Diversity efforts in organizations fail because we use the same cognitive models to implement them that created the problem in the first place. Most diversity programs are built on one of two cognitive models—the Diversity Model or the Deficit Model. These models, or cognitive paradigms, are commonly referenced in literature that focuses on drawing attention to limitations of current systems and suggesting more progressive approaches to enhancing student experiences in K-12 and higher education.
The Diversity Model is the traditional paradigm from which most diversity programs got their start. It focuses on increasing representation. Programmatic efforts garner a lot of visibility but fall short of reaching organizational goals. It is the go-to model for organizations that assume that the answer is to increase representation through the pursuit of strict numeric targets.
The Deficit Model is the belief, often unconscious and unexamined, that people in non-dominant groups have less ability to be successful and require special accommodations on behalf of the dominant group to allow them full participation.
A 2016 article in The Atlantic illustrates the pervasiveness of this paradigm. The article shared the results of a study where white college students were surveyed on their opinions of their non-white peers. The perception of urban Hispanic and black students was that “they did not work hard enough to improve their life circumstances.” The widespread nature of this belief systems wreaks havoc. By the time a person is in the workforce, it is likely that they have been subjugated to the negative impact of the manifestations of this model as it is translated into behaviors by educators, peers, and managers. It often uses incentives to motivate members of the dominant group (people with hiring authority, responsible for operations budgets, etc.) for hitting quantitative goals. It fails, however, to emphasize the continuous need for awareness.
The Equity Model realizes the power of personal beliefs on organizational practices and the existence of institutional systems that produce uneven outcomes for people in non-dominant groups.
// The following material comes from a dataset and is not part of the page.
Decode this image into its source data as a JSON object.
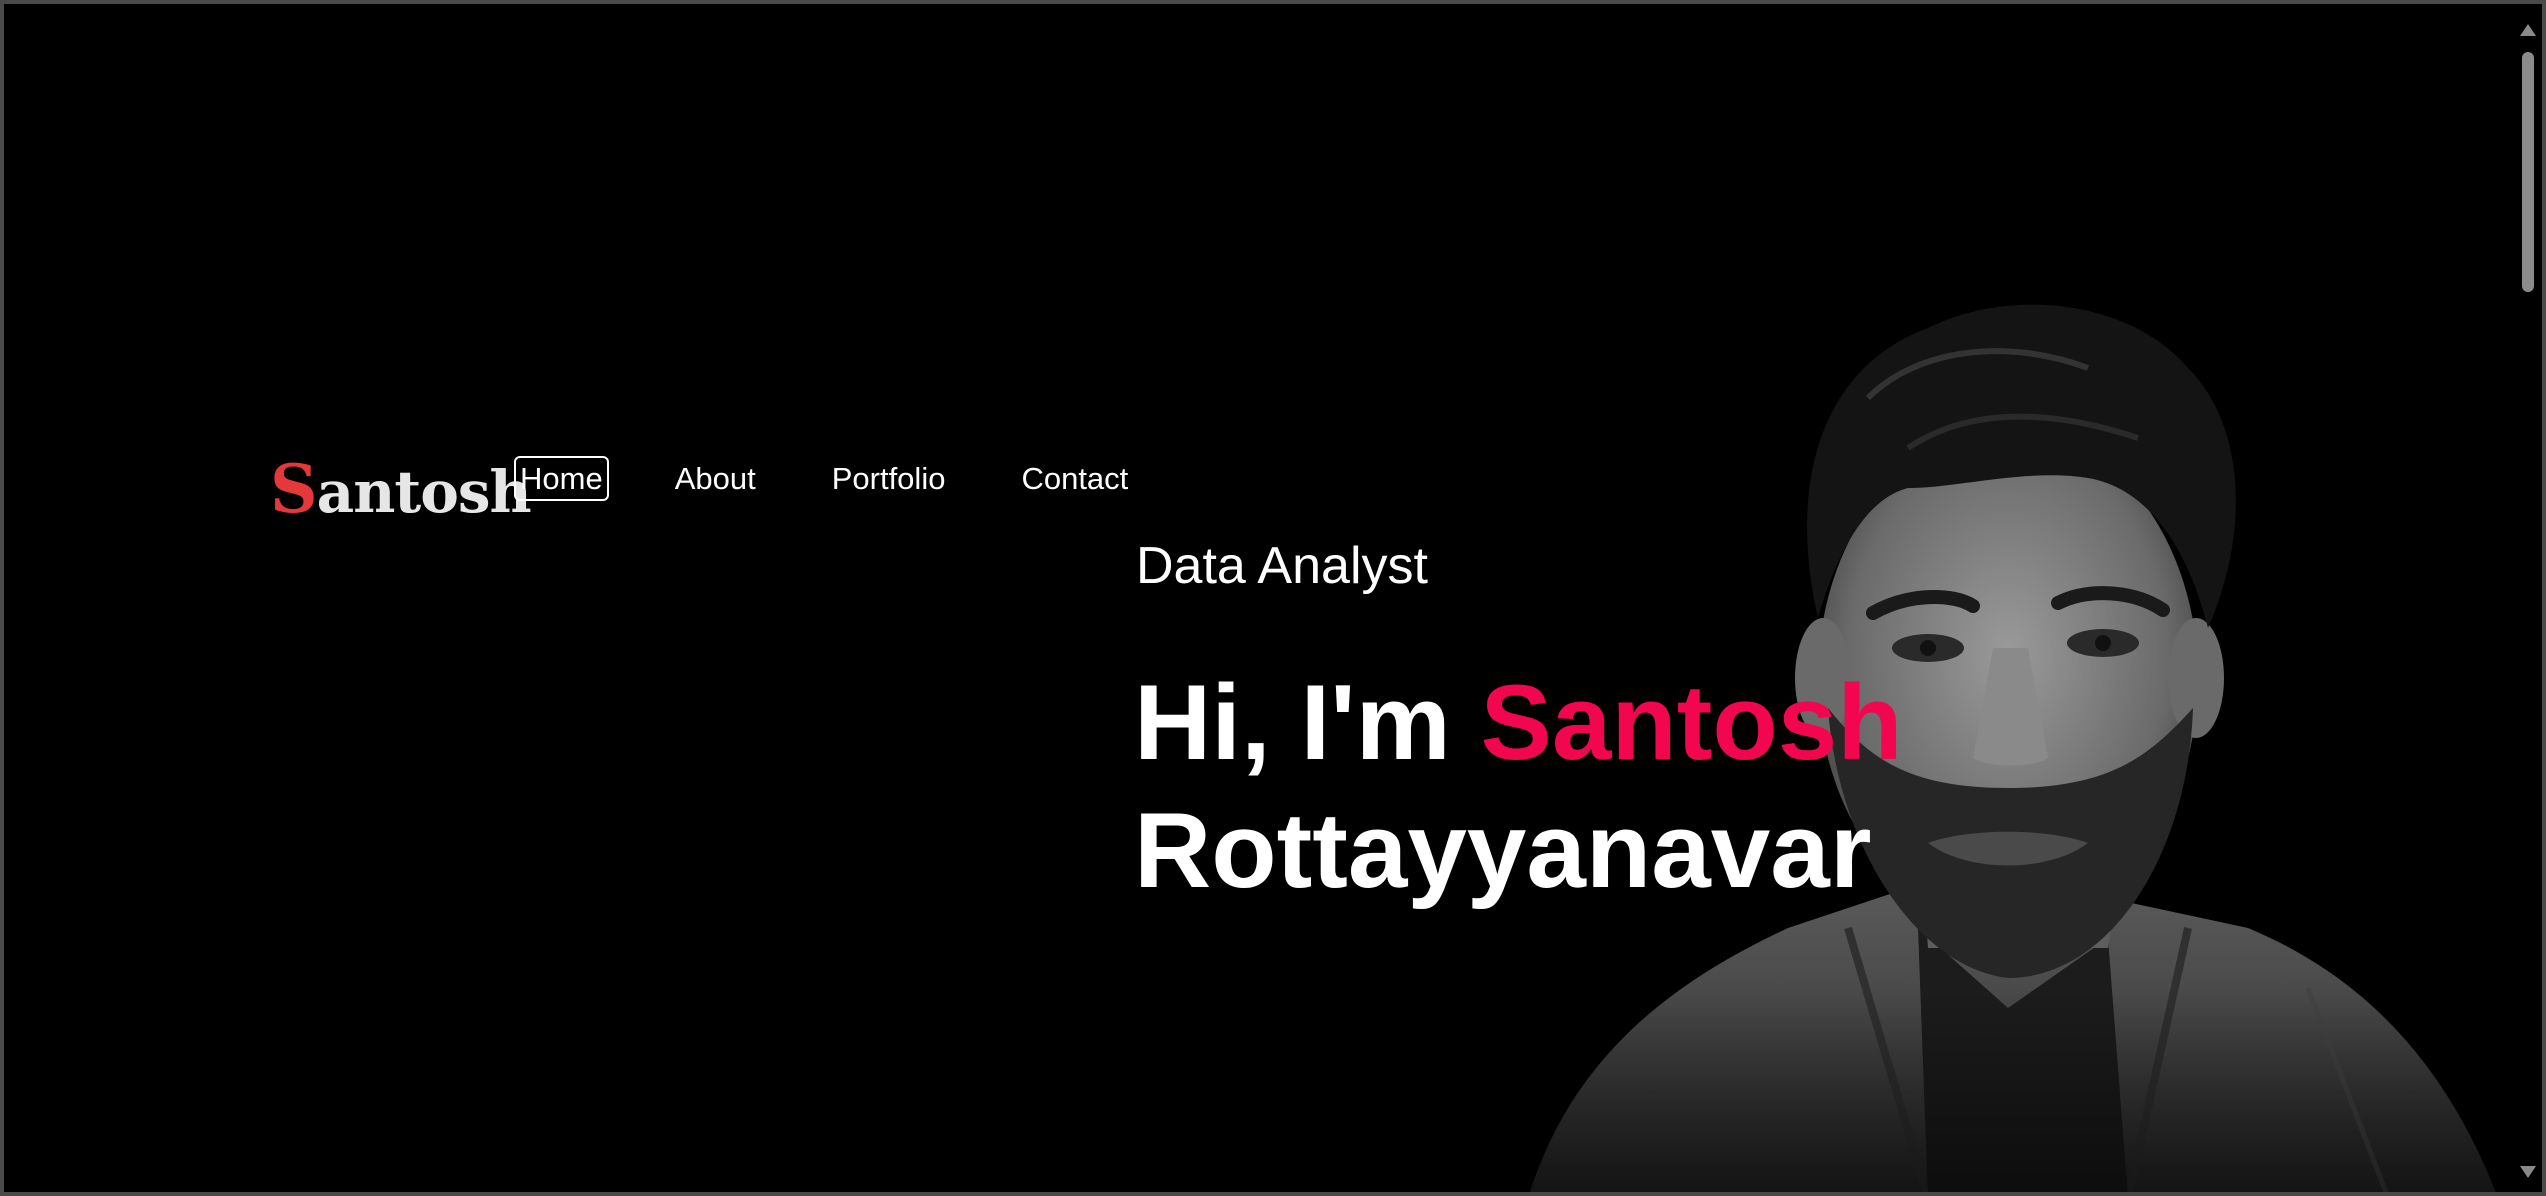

Strategies in this model include changing individuals’ cognitive frames and developing new accountability metrics. New measures assume quantitative and qualitative measures, and, more importantly, take a different approach to the process of identifying the metrics and then assigning rewards for achievement of them. For instance, in many U.S. organizations, assessments are being challenged due to glaring examples of colonialism that influences our systems.
Questions are informed by “legitimate research methodology” meaning that people in dominant groups decide the “correct” questions to ask to determine the “most important” measures of success to “us.” Then people in non-dominant groups respond to those predetermined questions, supply answers that are responsive but may not even address the real issues with which they are contending.
An alternative approach is to shift the mindset about the process, not just the output or actions. Engaging people from non-dominant groups as part of the research team shifts the balance of power, allows the right questions to be surfaced, asked, and then used to inform action.
While well-intentioned and valuable progress has been made by people and organizations operating from the Diversity or Deficit Models, it is clear that developing programs and metrics based on them alone is not leading to the outcomes we seek. Contemporary wisdom comes from a more fulsome understanding of how power and privilege impact systems over time coupled with years of data on diversity goals unachieved. It is incumbent upon leaders to make continuous investments in education and individual skill-building.
To continue doing the same things expecting different results is the very definition of insanity. Shifting mindsets isn’t easy work, but it’s well worth the effort it takes to finally break through barriers and gain true diversity in the workplace.